Over a year ago, doctors disconnected Sheryl Moore's 16-year-old son from life support after his attempted suicide caused irreversible damage that he'd never survive. Her son, Alexander "AJ" Betts, chose to end has life as a result of being bullied by classmates who outed him as gay a year and half earlier.
Months before his suicide, the Iowa teen signed on to become an organ donor. But recently, Moore learned her son's last wish was not fully granted simply because of what many say is an antiquated policy enforced by the U.S. Food and Drug Administration.
Under the agency's regulations, created decades ago at the height of the AIDS epidemic, gay men are not permitted to donate blood and certain types of human tissue, which potentially could carry HIV and are therefore considered too risky for the donor recipient. Under the FDA's guidelines, donations by men who have had sex with men anytime since 1977 -- when the AIDS epidemic began -- aren't accepted.
Moore received a letter that informed her of what became of her son's organs. Though his kidneys, liver, heart and lungs all had recipients, his eyes could not be used, the letter said.
"My initial feeling was just very angry because I couldn't understand why my 16-year-old son's eyes couldn't be donated just because he was gay," Moore told Des Moines CBS affiliate KCCI.
"This is archaic, and it is just silly that people wouldn't get the life-saving assistance they need because of regulations that are 30 years old," she said.
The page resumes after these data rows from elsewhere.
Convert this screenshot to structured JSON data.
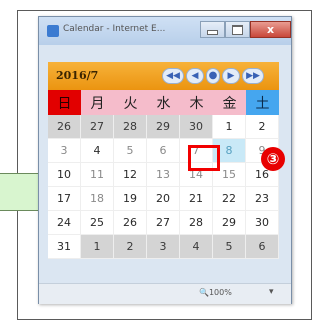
{
  "window": {
    "title": "Calendar - Internet E...",
    "close_label": "x"
  },
  "calendar": {
    "month_label": "2016/7",
    "nav": {
      "prev_year": "◀◀",
      "prev_month": "◀",
      "today": "●",
      "next_month": "▶",
      "next_year": "▶▶"
    },
    "weekdays": [
      "日",
      "月",
      "火",
      "水",
      "木",
      "金",
      "土"
    ],
    "weeks": [
      [
        "26",
        "27",
        "28",
        "29",
        "30",
        "1",
        "2"
      ],
      [
        "3",
        "4",
        "5",
        "6",
        "7",
        "8",
        "9"
      ],
      [
        "10",
        "11",
        "12",
        "13",
        "14",
        "15",
        "16"
      ],
      [
        "17",
        "18",
        "19",
        "20",
        "21",
        "22",
        "23"
      ],
      [
        "24",
        "25",
        "26",
        "27",
        "28",
        "29",
        "30"
      ],
      [
        "31",
        "1",
        "2",
        "3",
        "4",
        "5",
        "6"
      ]
    ],
    "selected_date": "8"
  },
  "annotation": {
    "step_marker": "③"
  },
  "statusbar": {
    "zoom": "100%",
    "zoom_caret": "▾"
  },
  "colors": {
    "header": "#eb9410",
    "sunday": "#e20000",
    "saturday": "#45a6ef",
    "weekday_bg": "#f5bccb",
    "highlight": "#f20000"
  }
}
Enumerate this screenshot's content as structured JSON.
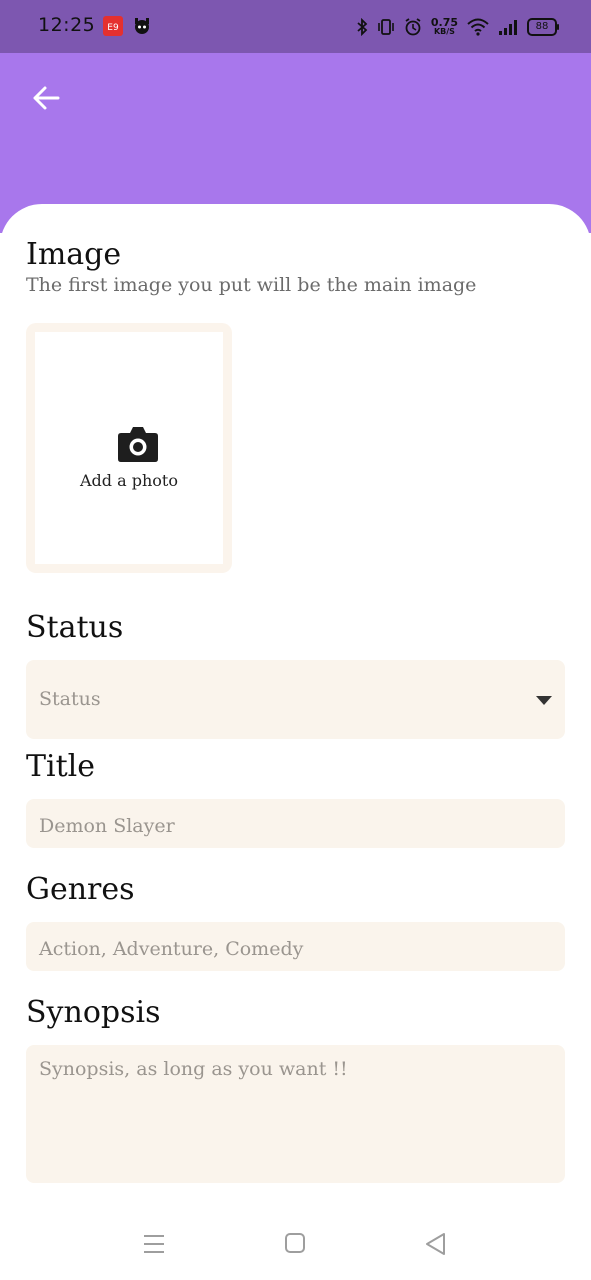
{
  "status_bar": {
    "time": "12:25",
    "net_speed_value": "0.75",
    "net_speed_unit": "KB/S",
    "battery": "88",
    "icons": [
      "app-red-badge-icon",
      "app-mascot-icon",
      "bluetooth-icon",
      "vibrate-icon",
      "alarm-icon",
      "wifi-icon",
      "signal-icon",
      "battery-icon"
    ]
  },
  "header": {
    "back_icon": "arrow-left-icon",
    "colors": {
      "status_bar": "#7d57b0",
      "header": "#a877ec"
    }
  },
  "image_section": {
    "title": "Image",
    "subtitle": "The first image you put will be the main image",
    "add_photo_label": "Add a photo",
    "icon": "camera-icon"
  },
  "status_section": {
    "title": "Status",
    "placeholder": "Status"
  },
  "title_section": {
    "title": "Title",
    "placeholder": "Demon Slayer"
  },
  "genres_section": {
    "title": "Genres",
    "placeholder": "Action, Adventure, Comedy"
  },
  "synopsis_section": {
    "title": "Synopsis",
    "placeholder": "Synopsis, as long as you want !!"
  },
  "nav_bar": {
    "icons": [
      "menu-icon",
      "home-icon",
      "back-triangle-icon"
    ]
  }
}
In recent years, the gay activist community and many medical authorities have called for changes to the law, which they say is not scientifically based, and discriminatory since heterosexuals who have had sex with an HIV-positive person and also commercial sex workers need only to wait a year to donate. Additionally, organizations such as the Red Cross say the guidelines block access to potentially life-saving medical resources.
Today's technology allows for detection of HIV in blood as soon as a few weeks after exposure. Therefore experts say that changing the lifetime ban to six months or a year would still be prudent. The U.S. Department of Health and Human Services currently is reviewing prior studies on the rates of transfusion-transmitted infections as well as new options for screening gay men which may help support changes to the policy.